Slow gun range activity despite record number of gun permits in Minnesota

"You would think because you have an increase of sales, you’d have an increase of range use, but we're not seeing that," the owner of one local gun store told Alpha News.

Photo courtesy of Bill’s Gun Shop and Range

Minnesota sheriffs issued a record number of gun-carry permits last year, yet few are heading to the range.

Earlier this month, the Bureau of Criminal Apprehension released data showing that sheriffs issued a total of 106,488 firearm permits in 2021. That’s up 10% compared to 2020, when 96,554 permits were issued.

Bill’s Gun Shop and Range

The owner of Bill’s Gun Shop and Range, John Monson, told Alpha News the retail side is booming but gun lanes have been slow. During the beginning of the pandemic and last year, the business saw a 40% boost of people buying and training. This year, foot traffic has only gone up 25%. Monson said it’s not proportional to the number of people buying firearms.

“You would think because you have an increase of sales, you’d have an increase of range use, but we’re not seeing that. The reason we’re not seeing that is because the cost of ammo and cost of shooting in general is up,” Monson explained.

The influx of millions of new gun owners in the country has spiked the cost of ammunition, according to Monson. He added that gun shops are also struggling to keep up with the high shipping costs.

Due to the slow increase of range usage, Bill’s Gun Shop plans on adding free training seminars this summer to help new gun owners. The business plans to announce more details in April.

“Unfortunately, we’ve seen too many of these first-time buyers go home with their gun in a box and put it in the closet or safe or wherever it may be and not touch it since,” Monson told Alpha News. “Those are the people we want to educate because until you’re confident and comfortable with your firearm it does you no good.”

Monson said during the beginning of COVID-19 there was an influx of new gun buyers in the Asian community. He said after George Floyd’s death, they saw a large number of the black community buying firearms with many of them being women.

“We have a pretty diverse crowd in our area. We see all walks of life. You definitely notice trends. The groups of people that don’t typically come to the shops to buy guns have been coming to the shops to buy guns,” Monson explained.

Stock & Barrel Gun Club
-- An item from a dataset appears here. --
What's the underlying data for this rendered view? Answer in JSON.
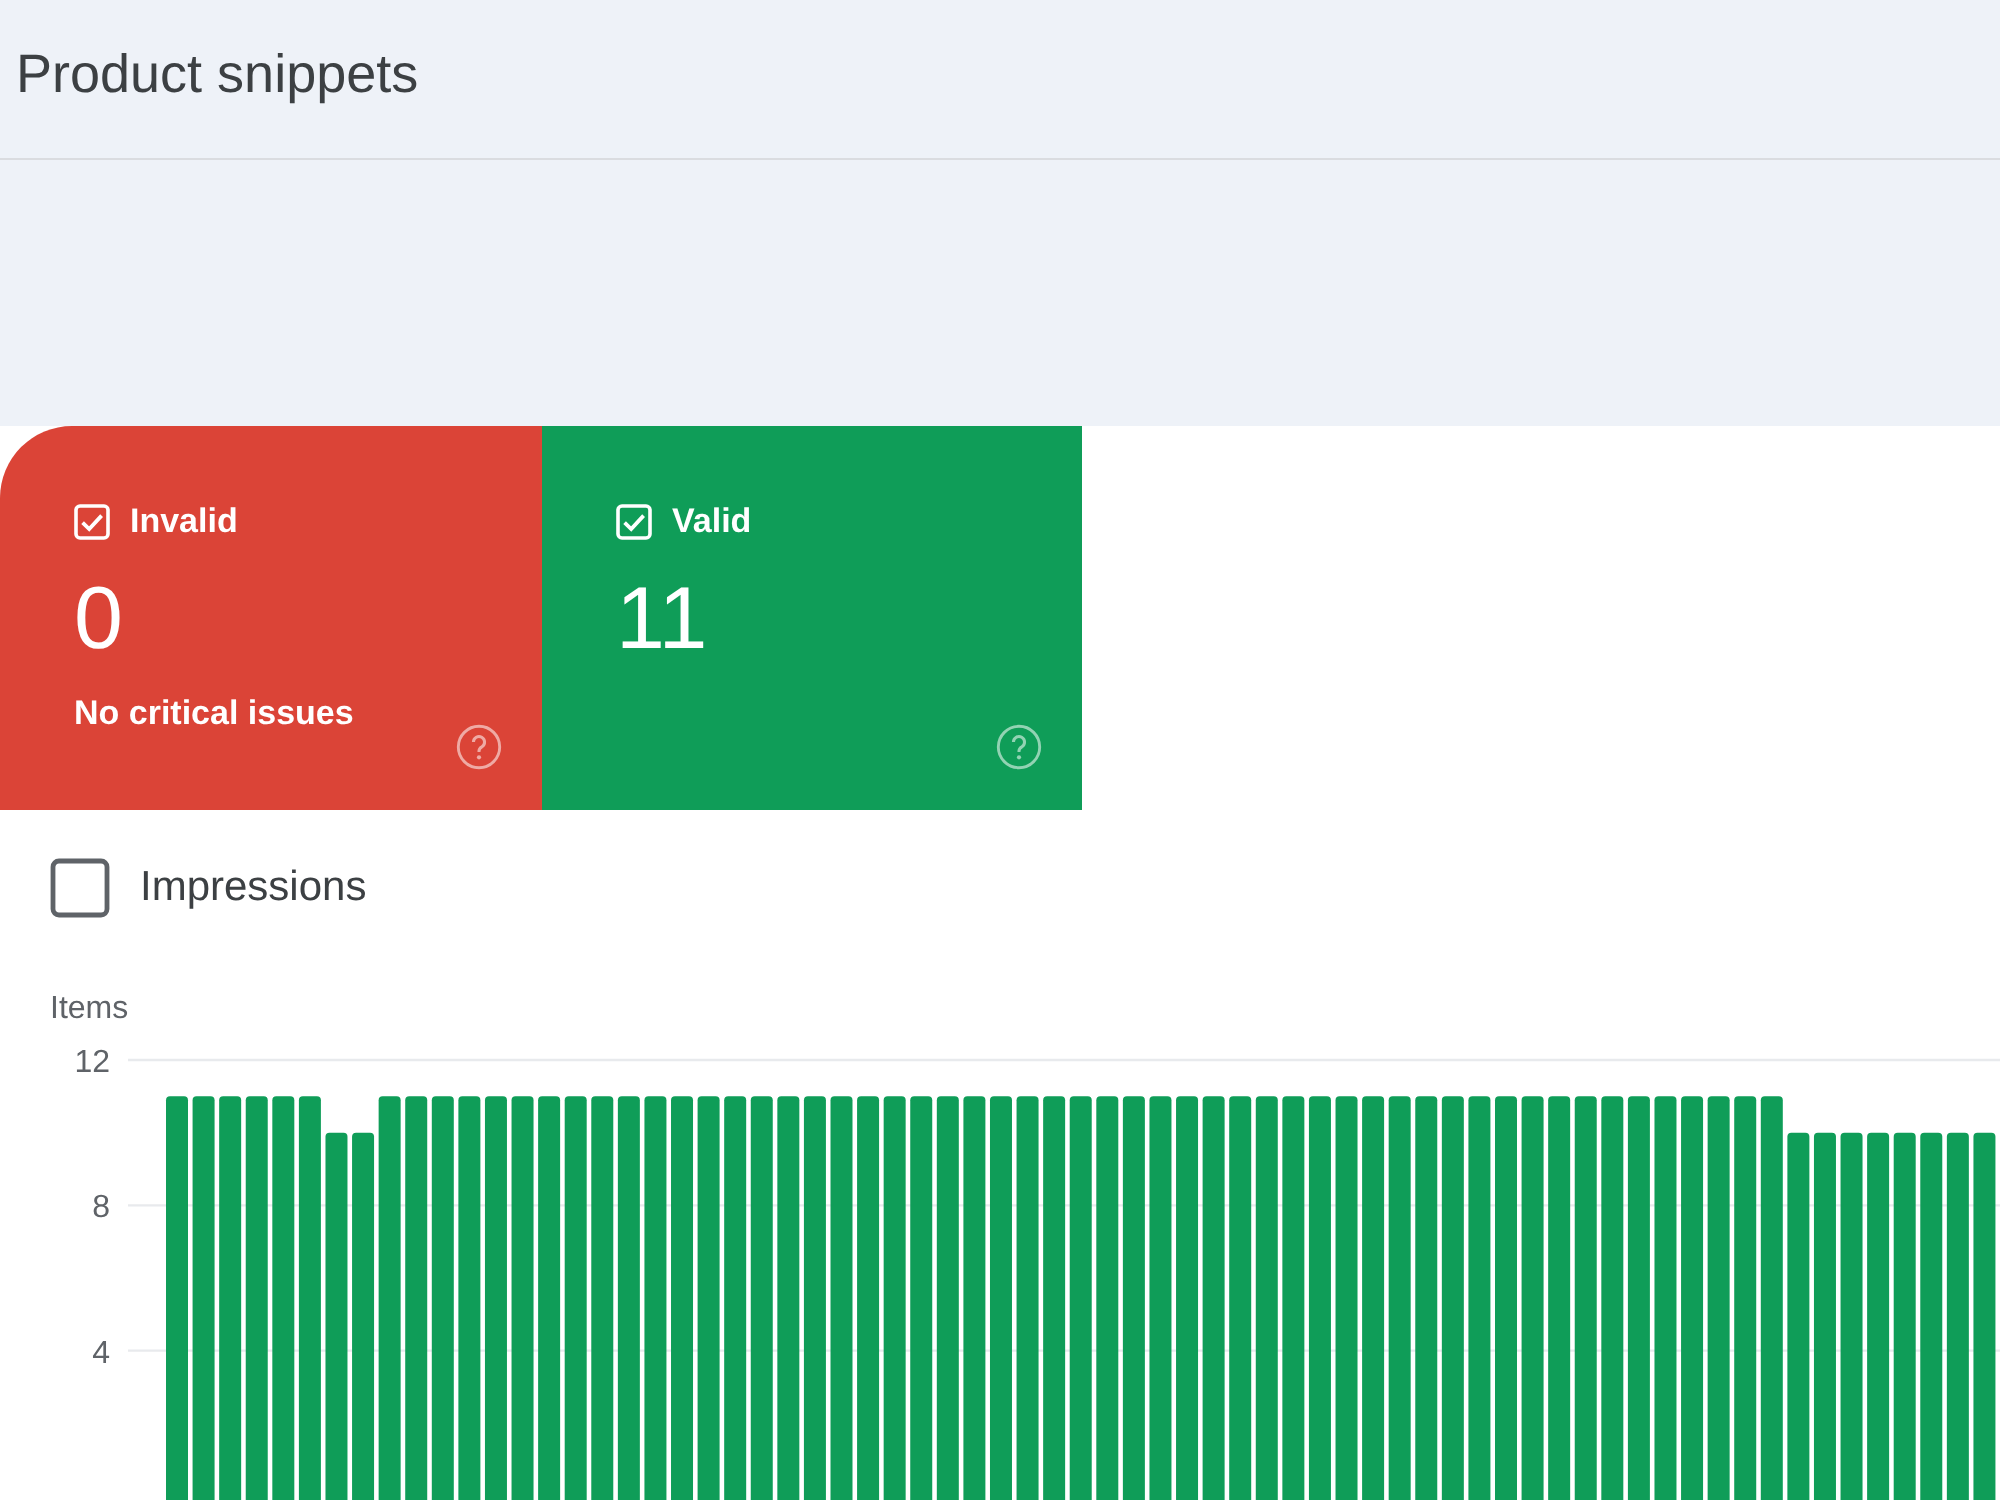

Stock & Barrel Gun Club, located in Chanhassen and Eagan, is also forecasting a slower increase of range activity this year. They expect to see an increase of 5% from last year.  Last year, the business saw a 20% jump and in 2020, the business had a record-breaking year.

Photo courtesy of Stock and Barrel Gun Club

“We’ve seen that a lot of people who are maybe on the fence about firearms, that crowd has tipped over to the pro-gun side of things,” said Kevin Vick, president of Stock & Barrel. “They realize that they’re ultimately responsible for their own safety and we want to make sure that they’re taking the appropriate measures to get the right training, the right guidance on how best to do that.”

Vick added they’re seeing an explosion in female participation in shooting sports. Stock & Barrel offers female-only permit to carry courses and ladies night.

“Our stance is ‘civil liberties are for everyone’ and so we are absolutely thrilled to welcome a lot of new women shooters in the sport. It’s the fastest growing part of business. We’re working really hard to make sure we’re filling that need,” said Vick.


Pafoua Yang

Pafoua Yang is a reporter for Alpha News. She has worked as an on-air reporter for stations across the Twin Cities.